I have talked about TRICARE and Medicare. The point is that it is difficult to find doctors who accept patients under these programs because they pay doctors so little. Medicaid has the same low payment problem, and participants experience difficulty finding doctors.
Another concern is that Medicaid, by state, makes substantial use of managed care plans. The following is from my internet search of “managed health care” and going to “What is a managed care organization example?” under “People also ask.”
“Managed care plans have arrangements with certain physicians, hospitals and health care providers to serve patients who are plan members at a contracted reduced rate. ... However, the choice of physicians, drugs and treatment are restricted.”
With that background, please read the article by Crystal Ayres titled “12 Advantages and Disadvantages of Managed Care” at https://vittana.org/12-advantages-and-disadvantages-of-managed-care.
I contend that the article, with pure reasoning, demonstrates that the disadvantages of managed care far outweigh the advantages. Managed care is becoming more and more present in Medicaid.
A column by Bill Bowman titled “Budget is not about Medicaid expansion: It is about politics” includes the following quote from Republican Rep. John Szoka as it appeared in his recent newsletter:

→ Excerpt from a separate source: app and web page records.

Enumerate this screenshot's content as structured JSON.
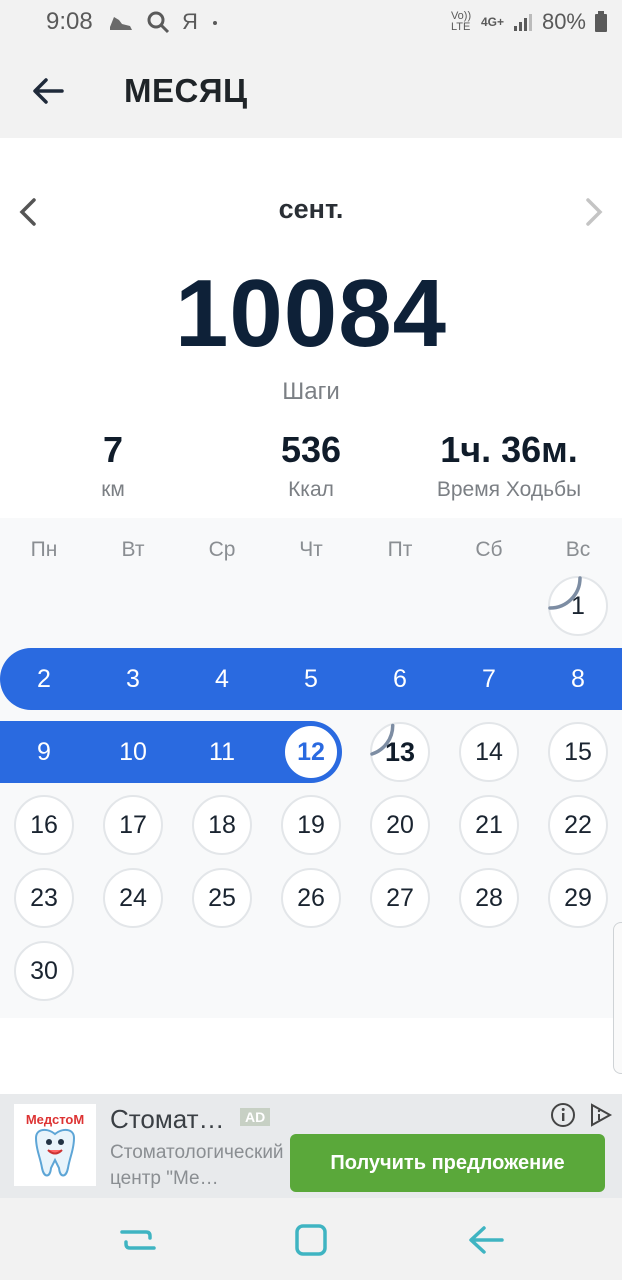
{
  "status_bar": {
    "time": "9:08",
    "left_icons": [
      "shoe-icon",
      "search-icon",
      "yandex-icon",
      "dot-icon"
    ],
    "yandex_glyph": "Я",
    "network_volte": "Vo)) LTE",
    "network_type": "4G+",
    "battery": "80%"
  },
  "app_bar": {
    "title": "МЕСЯЦ",
    "back_icon": "arrow-left-icon"
  },
  "month_nav": {
    "label": "сент.",
    "prev_icon": "chevron-left-icon",
    "next_icon": "chevron-right-icon"
  },
  "summary": {
    "steps": "10084",
    "steps_label": "Шаги",
    "stats": [
      {
        "value": "7",
        "label": "км"
      },
      {
        "value": "536",
        "label": "Ккал"
      },
      {
        "value": "1ч. 36м.",
        "label": "Время Ходьбы"
      }
    ]
  },
  "calendar": {
    "weekdays": [
      "Пн",
      "Вт",
      "Ср",
      "Чт",
      "Пт",
      "Сб",
      "Вс"
    ],
    "first_weekday_index": 6,
    "days_in_month": 30,
    "goal_days": [
      2,
      3,
      4,
      5,
      6,
      7,
      8,
      9,
      10,
      11,
      12
    ],
    "selected_day": 12,
    "current_day": 13,
    "partial_progress": [
      {
        "day": 1,
        "fraction": 0.25
      },
      {
        "day": 13,
        "fraction": 0.2
      }
    ]
  },
  "ad": {
    "logo_text": "МедстоМ",
    "title": "Стомат…",
    "badge": "AD",
    "description": "Стоматологический центр \"Ме…",
    "cta": "Получить предложение"
  },
  "nav_bar": {
    "icons": [
      "recent-apps-icon",
      "home-icon",
      "back-icon"
    ]
  },
  "colors": {
    "accent": "#2a6ae0",
    "cta": "#5aa83a",
    "steps_text": "#0e2138",
    "progress_arc": "#7d8da3"
  }
}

“Medicaid is a separate issue that is very complex and, in all honesty, has been a mess from the beginning. To put money into an already inefficient and broken program would be irresponsible in the least and an absolute travesty to the taxpayers of N.C., at its worst.”
Szoka is absolutely correct.
The push for Medicaid expansion is simply another case of politicians employing class warfare and appealing to the pervasive entitlement mentality resident in American society. Essential to this strategy is the element of information-denying. In the end, what looks and feels like a good deal proves to be far from it.
Medicaid expansion is a case where Ronald Reagan’s warning applies: “The most terrifying words in the English language are, ‘I’m from the government, and I’m here to help.’”